───── Data extract

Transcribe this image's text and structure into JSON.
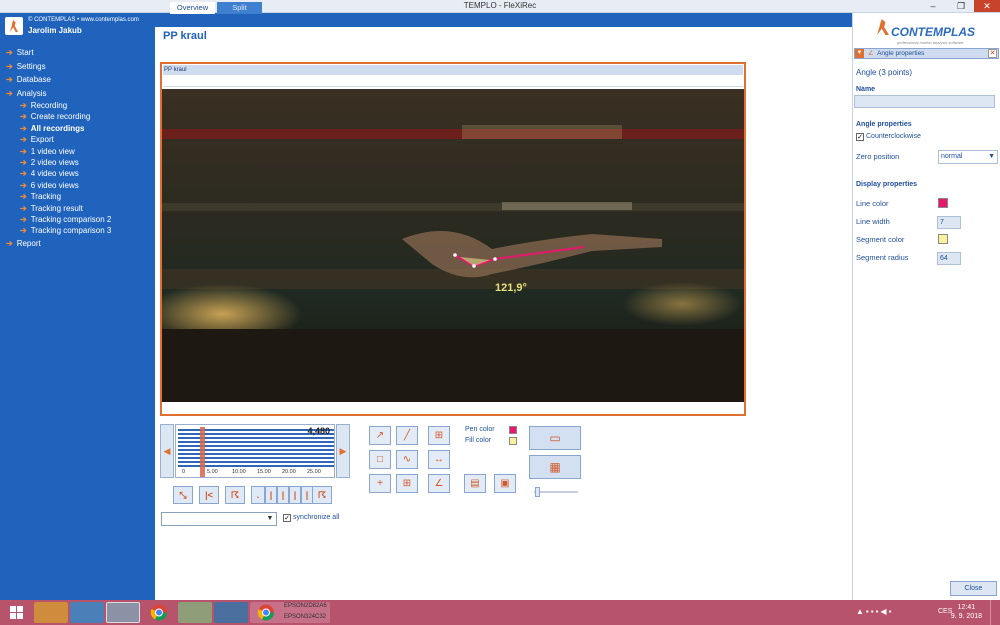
{
  "window": {
    "title": "TEMPLO - FleXiRec",
    "minimize": "–",
    "restore": "❐",
    "close": "✕"
  },
  "sidebar": {
    "company": "© CONTEMPLAS • www.contemplas.com",
    "user": "Jarolim Jakub",
    "items": [
      {
        "label": "Start",
        "level": 0
      },
      {
        "label": "Settings",
        "level": 0
      },
      {
        "label": "Database",
        "level": 0
      },
      {
        "label": "Analysis",
        "level": 0
      },
      {
        "label": "Recording",
        "level": 1
      },
      {
        "label": "Create recording",
        "level": 1
      },
      {
        "label": "All recordings",
        "level": 1,
        "active": true
      },
      {
        "label": "Export",
        "level": 1
      },
      {
        "label": "1 video view",
        "level": 1
      },
      {
        "label": "2 video views",
        "level": 1
      },
      {
        "label": "4 video views",
        "level": 1
      },
      {
        "label": "6 video views",
        "level": 1
      },
      {
        "label": "Tracking",
        "level": 1
      },
      {
        "label": "Tracking result",
        "level": 1
      },
      {
        "label": "Tracking comparison 2",
        "level": 1
      },
      {
        "label": "Tracking comparison 3",
        "level": 1
      },
      {
        "label": "Report",
        "level": 0
      }
    ]
  },
  "tabs": {
    "overview": "Overview",
    "split": "Split"
  },
  "page": {
    "title": "PP kraul"
  },
  "video": {
    "panel_title": "PP kraul",
    "angle_label": "121,9°"
  },
  "timeline": {
    "value": "4,480",
    "ticks": [
      "0",
      "5.00",
      "10.00",
      "15.00",
      "20.00",
      "25.00"
    ]
  },
  "controls": {
    "sync_label": "synchronize all",
    "pen_color_label": "Pen color",
    "fill_color_label": "Fill color"
  },
  "colors": {
    "pen": "#e8176e",
    "fill": "#f7f39a",
    "accent": "#e07030",
    "sidebar": "#1f63bd"
  },
  "right_panel": {
    "brand": "CONTEMPLAS",
    "tagline": "professional motion analysis software",
    "header": "Angle properties",
    "subtitle": "Angle (3 points)",
    "name_label": "Name",
    "name_value": "",
    "angle_props_head": "Angle properties",
    "ccw_label": "Counterclockwise",
    "zero_label": "Zero position",
    "zero_value": "normal",
    "display_head": "Display properties",
    "line_color_label": "Line color",
    "line_width_label": "Line width",
    "line_width_value": "7",
    "segment_color_label": "Segment color",
    "segment_radius_label": "Segment radius",
    "segment_radius_value": "64",
    "close_label": "Close"
  },
  "taskbar": {
    "epson1": "EPSON2D82A6",
    "epson2": "EPSON324C32",
    "lang": "CES",
    "time": "12:41",
    "date": "9. 9. 2018"
  }
}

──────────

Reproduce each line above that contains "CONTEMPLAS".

## Output for this exercise
    "company": "© CONTEMPLAS • www.contemplas.com",
    "brand": "CONTEMPLAS",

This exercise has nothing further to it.